### [INFORMATION SUPPLIED]
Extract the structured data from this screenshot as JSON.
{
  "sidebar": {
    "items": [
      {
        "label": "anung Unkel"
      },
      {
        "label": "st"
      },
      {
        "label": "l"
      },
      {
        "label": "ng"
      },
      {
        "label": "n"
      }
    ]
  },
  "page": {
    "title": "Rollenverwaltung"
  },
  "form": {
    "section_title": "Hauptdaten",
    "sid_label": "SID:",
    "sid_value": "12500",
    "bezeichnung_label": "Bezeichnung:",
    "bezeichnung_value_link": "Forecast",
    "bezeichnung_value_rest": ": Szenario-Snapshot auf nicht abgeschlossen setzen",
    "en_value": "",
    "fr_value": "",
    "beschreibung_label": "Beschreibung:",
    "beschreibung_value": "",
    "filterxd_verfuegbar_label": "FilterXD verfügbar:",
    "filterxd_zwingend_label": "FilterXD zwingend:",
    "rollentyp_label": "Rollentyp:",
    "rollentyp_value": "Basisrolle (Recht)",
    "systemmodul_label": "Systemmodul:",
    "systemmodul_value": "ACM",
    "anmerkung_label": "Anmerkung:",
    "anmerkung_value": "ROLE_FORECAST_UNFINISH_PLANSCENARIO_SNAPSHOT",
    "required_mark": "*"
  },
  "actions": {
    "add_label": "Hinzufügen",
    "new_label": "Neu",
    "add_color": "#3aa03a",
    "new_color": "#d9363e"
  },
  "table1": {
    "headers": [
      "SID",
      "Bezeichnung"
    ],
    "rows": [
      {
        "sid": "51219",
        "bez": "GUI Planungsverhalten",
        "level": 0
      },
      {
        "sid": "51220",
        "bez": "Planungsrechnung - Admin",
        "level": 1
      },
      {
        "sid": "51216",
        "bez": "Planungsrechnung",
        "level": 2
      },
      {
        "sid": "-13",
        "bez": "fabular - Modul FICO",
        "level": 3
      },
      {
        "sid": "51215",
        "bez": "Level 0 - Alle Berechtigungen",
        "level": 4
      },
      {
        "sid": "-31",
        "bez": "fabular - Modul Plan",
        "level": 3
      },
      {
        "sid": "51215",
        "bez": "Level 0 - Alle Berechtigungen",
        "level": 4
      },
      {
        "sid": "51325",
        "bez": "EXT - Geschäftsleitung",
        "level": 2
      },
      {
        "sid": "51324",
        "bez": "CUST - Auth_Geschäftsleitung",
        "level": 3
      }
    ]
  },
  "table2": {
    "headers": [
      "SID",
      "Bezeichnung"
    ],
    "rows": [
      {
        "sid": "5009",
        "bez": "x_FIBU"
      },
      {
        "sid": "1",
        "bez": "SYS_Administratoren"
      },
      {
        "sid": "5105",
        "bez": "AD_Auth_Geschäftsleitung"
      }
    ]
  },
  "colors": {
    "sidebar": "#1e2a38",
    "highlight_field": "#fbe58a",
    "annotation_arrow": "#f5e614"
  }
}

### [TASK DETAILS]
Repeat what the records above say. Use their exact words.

### [RESULT OF THE TASK]
Extract the structured data from this screenshot as JSON.
{
  "sidebar": {
    "items": [
      {
        "label": "anung Unkel"
      },
      {
        "label": "st"
      },
      {
        "label": "l"
      },
      {
        "label": "ng"
      },
      {
        "label": "n"
      }
    ]
  },
  "page": {
    "title": "Rollenverwaltung"
  },
  "form": {
    "section_title": "Hauptdaten",
    "sid_label": "SID:",
    "sid_value": "12500",
    "bezeichnung_label": "Bezeichnung:",
    "bezeichnung_value_link": "Forecast",
    "bezeichnung_value_rest": ": Szenario-Snapshot auf nicht abgeschlossen setzen",
    "en_value": "",
    "fr_value": "",
    "beschreibung_label": "Beschreibung:",
    "beschreibung_value": "",
    "filterxd_verfuegbar_label": "FilterXD verfügbar:",
    "filterxd_zwingend_label": "FilterXD zwingend:",
    "rollentyp_label": "Rollentyp:",
    "rollentyp_value": "Basisrolle (Recht)",
    "systemmodul_label": "Systemmodul:",
    "systemmodul_value": "ACM",
    "anmerkung_label": "Anmerkung:",
    "anmerkung_value": "ROLE_FORECAST_UNFINISH_PLANSCENARIO_SNAPSHOT",
    "required_mark": "*"
  },
  "actions": {
    "add_label": "Hinzufügen",
    "new_label": "Neu",
    "add_color": "#3aa03a",
    "new_color": "#d9363e"
  },
  "table1": {
    "headers": [
      "SID",
      "Bezeichnung"
    ],
    "rows": [
      {
        "sid": "51219",
        "bez": "GUI Planungsverhalten",
        "level": 0
      },
      {
        "sid": "51220",
        "bez": "Planungsrechnung - Admin",
        "level": 1
      },
      {
        "sid": "51216",
        "bez": "Planungsrechnung",
        "level": 2
      },
      {
        "sid": "-13",
        "bez": "fabular - Modul FICO",
        "level": 3
      },
      {
        "sid": "51215",
        "bez": "Level 0 - Alle Berechtigungen",
        "level": 4
      },
      {
        "sid": "-31",
        "bez": "fabular - Modul Plan",
        "level": 3
      },
      {
        "sid": "51215",
        "bez": "Level 0 - Alle Berechtigungen",
        "level": 4
      },
      {
        "sid": "51325",
        "bez": "EXT - Geschäftsleitung",
        "level": 2
      },
      {
        "sid": "51324",
        "bez": "CUST - Auth_Geschäftsleitung",
        "level": 3
      }
    ]
  },
  "table2": {
    "headers": [
      "SID",
      "Bezeichnung"
    ],
    "rows": [
      {
        "sid": "5009",
        "bez": "x_FIBU"
      },
      {
        "sid": "1",
        "bez": "SYS_Administratoren"
      },
      {
        "sid": "5105",
        "bez": "AD_Auth_Geschäftsleitung"
      }
    ]
  },
  "colors": {
    "sidebar": "#1e2a38",
    "highlight_field": "#fbe58a",
    "annotation_arrow": "#f5e614"
  }
}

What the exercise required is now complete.